We need to control weeds more aggressively in the variety trial and demonstration plots because weed growth is confounding some of the results. We also need to continue to build our haying capacity at the NWREC so we can harvest when needed and be independent of haying contractors’ schedules. Donations of haying equipment that fit into our long-term Research and Extension plans would be greatly appreciated.

Related Reading

  • Condensed tannins: C.L. Marley, R. Cook, R. Keatinge, J. Barrett, and N.H. Lampkin. 2003. The effect of birdsfoot trefoil (Lotus corniculatus) and chicory (Cichorium intybus) on parasite intensities and performance of lambs naturally infected with helminth parasites.
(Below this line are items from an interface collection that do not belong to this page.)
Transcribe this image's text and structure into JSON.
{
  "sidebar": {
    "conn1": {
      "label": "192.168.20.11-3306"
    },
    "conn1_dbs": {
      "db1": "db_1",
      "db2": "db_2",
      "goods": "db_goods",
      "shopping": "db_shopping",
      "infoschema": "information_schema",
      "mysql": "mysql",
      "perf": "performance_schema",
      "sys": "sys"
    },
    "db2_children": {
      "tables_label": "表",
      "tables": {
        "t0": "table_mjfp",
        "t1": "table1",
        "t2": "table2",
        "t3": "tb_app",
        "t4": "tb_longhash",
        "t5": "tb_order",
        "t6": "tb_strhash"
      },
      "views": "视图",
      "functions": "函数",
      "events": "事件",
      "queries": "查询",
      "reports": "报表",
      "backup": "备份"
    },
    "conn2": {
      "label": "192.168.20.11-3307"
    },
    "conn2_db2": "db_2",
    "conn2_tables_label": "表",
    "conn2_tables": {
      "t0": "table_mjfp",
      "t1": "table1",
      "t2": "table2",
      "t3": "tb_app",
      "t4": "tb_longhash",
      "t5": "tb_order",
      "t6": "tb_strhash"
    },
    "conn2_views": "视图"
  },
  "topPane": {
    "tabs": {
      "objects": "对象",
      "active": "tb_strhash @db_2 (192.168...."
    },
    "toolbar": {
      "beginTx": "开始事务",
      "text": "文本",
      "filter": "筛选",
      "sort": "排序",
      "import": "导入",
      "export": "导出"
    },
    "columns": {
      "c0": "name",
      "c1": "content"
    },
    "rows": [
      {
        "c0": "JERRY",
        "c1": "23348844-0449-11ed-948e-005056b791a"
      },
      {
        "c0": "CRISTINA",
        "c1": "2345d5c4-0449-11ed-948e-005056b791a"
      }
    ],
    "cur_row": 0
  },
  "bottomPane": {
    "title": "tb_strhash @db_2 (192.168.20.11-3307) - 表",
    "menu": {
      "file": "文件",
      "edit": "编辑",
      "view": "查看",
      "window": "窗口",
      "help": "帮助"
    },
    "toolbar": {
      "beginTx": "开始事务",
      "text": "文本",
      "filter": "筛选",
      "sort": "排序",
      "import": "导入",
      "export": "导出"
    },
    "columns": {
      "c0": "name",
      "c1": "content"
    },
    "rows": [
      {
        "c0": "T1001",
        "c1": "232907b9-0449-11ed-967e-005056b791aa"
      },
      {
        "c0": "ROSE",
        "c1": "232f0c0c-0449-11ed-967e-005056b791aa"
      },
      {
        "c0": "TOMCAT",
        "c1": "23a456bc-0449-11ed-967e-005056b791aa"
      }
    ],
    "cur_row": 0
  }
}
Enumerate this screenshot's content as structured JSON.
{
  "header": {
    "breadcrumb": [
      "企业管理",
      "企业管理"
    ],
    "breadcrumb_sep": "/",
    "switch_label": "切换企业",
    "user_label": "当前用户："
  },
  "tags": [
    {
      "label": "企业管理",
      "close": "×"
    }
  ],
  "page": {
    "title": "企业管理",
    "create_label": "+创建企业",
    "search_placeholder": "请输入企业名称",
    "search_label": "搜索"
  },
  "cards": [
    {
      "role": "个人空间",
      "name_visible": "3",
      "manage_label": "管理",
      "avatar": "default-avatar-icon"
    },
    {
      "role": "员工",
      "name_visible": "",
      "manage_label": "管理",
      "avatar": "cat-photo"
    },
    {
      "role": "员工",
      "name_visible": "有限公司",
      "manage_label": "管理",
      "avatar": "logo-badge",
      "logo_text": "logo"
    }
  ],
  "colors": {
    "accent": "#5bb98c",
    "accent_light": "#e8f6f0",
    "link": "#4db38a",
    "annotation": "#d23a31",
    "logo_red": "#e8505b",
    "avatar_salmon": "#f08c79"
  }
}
Veterinary Parasitology, 112:147–155. doi: 10.1016/S0304-4017(02)00412-0
  • Birdsfoot trefoil
  • Italian ryegrass (pdf)
  • Festolium
  • Sainfoin (pdf)
  • Timothy
  • Teff
  • Sudangrass